According to the Annual Report of the Acting Police Commissioners on May 5th, 1869 there was one Sergeant and eleven Patrolmen stationed at the Third Precinct as well as talk of building a new, larger station house that would include “one window placed in each of the cells.” But it wasn’t until late 1871 that plans and specifications were drawn up and another year before the new Third Precinct station house was completed and occupied.
In January 1873, the Cleveland Daily Herald reported that the boundaries for the Third Precinct ran “from Erie street, along Euclid avenue to Willson avenue; along Willson avenue to the south line of the Sixth Ward; along the south line of the Sixth Ward to the south line of the Fourth Ward; along the south line of the Fourth Ward to cross street; along Cross to Erie; along Erie to Euclid avenue. The station house, located on Forest Street, between Woodland Avenue and Croton Street, is in dimensions and construction precisely similar to the Second Precinct Station – both buildings having been erected during the last year, and contain all the modern improvements – which experience and careful study of prison constructions could suggest.

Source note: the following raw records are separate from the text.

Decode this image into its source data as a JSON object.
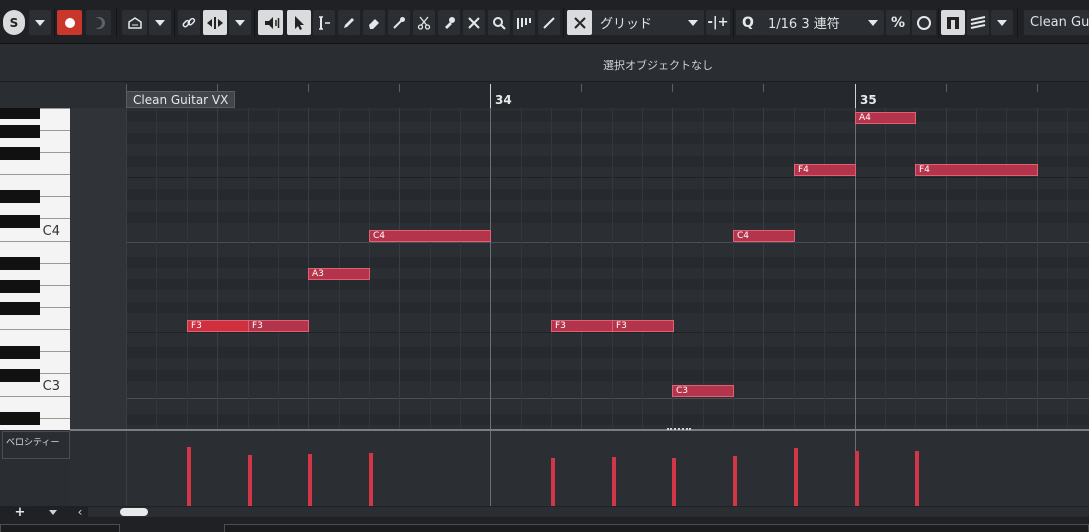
{
  "toolbar": {
    "quantize_preset": "グリッド",
    "quantize_value": "1/16 3 連符",
    "track_name": "Clean Guit"
  },
  "info_line": {
    "text": "選択オブジェクトなし"
  },
  "ruler": {
    "bar_34": "34",
    "bar_35": "35",
    "part_name": "Clean Guitar VX"
  },
  "keyboard": {
    "c4_label": "C4",
    "c3_label": "C3"
  },
  "notes": [
    {
      "pitch": "F3",
      "bar_position": "33.2.1",
      "length": "1/16 triplet x2",
      "velocity": 100,
      "selected": true
    },
    {
      "pitch": "F3",
      "bar_position": "33.2.3",
      "length": "1/16 triplet x2",
      "velocity": 86
    },
    {
      "pitch": "A3",
      "bar_position": "33.3.1",
      "length": "1/16 triplet x2",
      "velocity": 88
    },
    {
      "pitch": "C4",
      "bar_position": "33.3.3",
      "length": "1/16 triplet x4",
      "velocity": 90
    },
    {
      "pitch": "F3",
      "bar_position": "34.2.1",
      "length": "1/16 triplet x2",
      "velocity": 82
    },
    {
      "pitch": "F3",
      "bar_position": "34.2.3",
      "length": "1/16 triplet x2",
      "velocity": 83
    },
    {
      "pitch": "C3",
      "bar_position": "34.3.1",
      "length": "1/16 triplet x2",
      "velocity": 82
    },
    {
      "pitch": "C4",
      "bar_position": "34.3.3",
      "length": "1/16 triplet x2",
      "velocity": 84
    },
    {
      "pitch": "F4",
      "bar_position": "34.4.1",
      "length": "1/16 triplet x2",
      "velocity": 98
    },
    {
      "pitch": "A4",
      "bar_position": "34.4.3",
      "length": "1/16 triplet x2",
      "velocity": 93
    },
    {
      "pitch": "F4",
      "bar_position": "35.1.2",
      "length": "1/16 triplet x4",
      "velocity": 93
    }
  ],
  "velocity_lane": {
    "label": "ベロシティー"
  },
  "bottom": {
    "add_label": "+"
  },
  "colors": {
    "note_fill": "#b4354b",
    "note_selected": "#cf2f3f",
    "velocity": "#d33646",
    "record": "#c8362c"
  },
  "icons": [
    "solo-icon",
    "record-icon",
    "monitor-icon",
    "trackfolder-icon",
    "link-icon",
    "autoscroll-icon",
    "speaker-icon",
    "arrow-tool-icon",
    "range-tool-icon",
    "pencil-icon",
    "eraser-icon",
    "trim-icon",
    "split-icon",
    "glue-icon",
    "mute-tool-icon",
    "zoom-icon",
    "comb-icon",
    "line-icon",
    "snap-icon",
    "quantize-icon",
    "iterative-icon",
    "editor-icon",
    "stack-icon"
  ]
}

The land and building are valued at $15,000.”
The Third and Sixth precincts bordered each other, with both having station houses along Woodland Avenue. In 1878, between the two precincts there were “eight hundred arrests, two hundred and fifty-three saloons, eleven houses of ill fame with thirty inmates, ten private bawds, six assignation houses, six receivers of stolen property, thirty suspicious persons. Valuation of property reported stolen, $3890.81; recovered, $12.43.”
Over the following years, improvements to the station continued, including the addition of a street lamp and allowing the patrolmen to eat their lunch in the station house (instead of “various engine houses”). In 1893, the old stone cells were replaced with new iron and steel cells.
In 1926 plans were made to build a new Precinct Station House. The police moved into the new, red brick, one story building on April 21st, 1929. It was located on East 35th Street and ran between Longwood Court and Moses Court. The eight jail cells had been moved there from the old building and were repainted with grey enamel. In the rear of the building was a garage and the locker room. Inspector James W. Hughes was in charge of the Precinct.
In 1940, Safety Director Eliot Ness converted the vacant station house into the department’s sign shop. Ness’s traffic safety initiative’s led to “an emergency demand for room to produce 6,000 stop signs obtained through a WPA commitment made the paint shop necessary, Safety Director Eliot Ness said.” “The WPA project is part of the city’s program to replace the 30,000 obsolete, defaced metal signs with national standards signs bearing reflector button warnings.”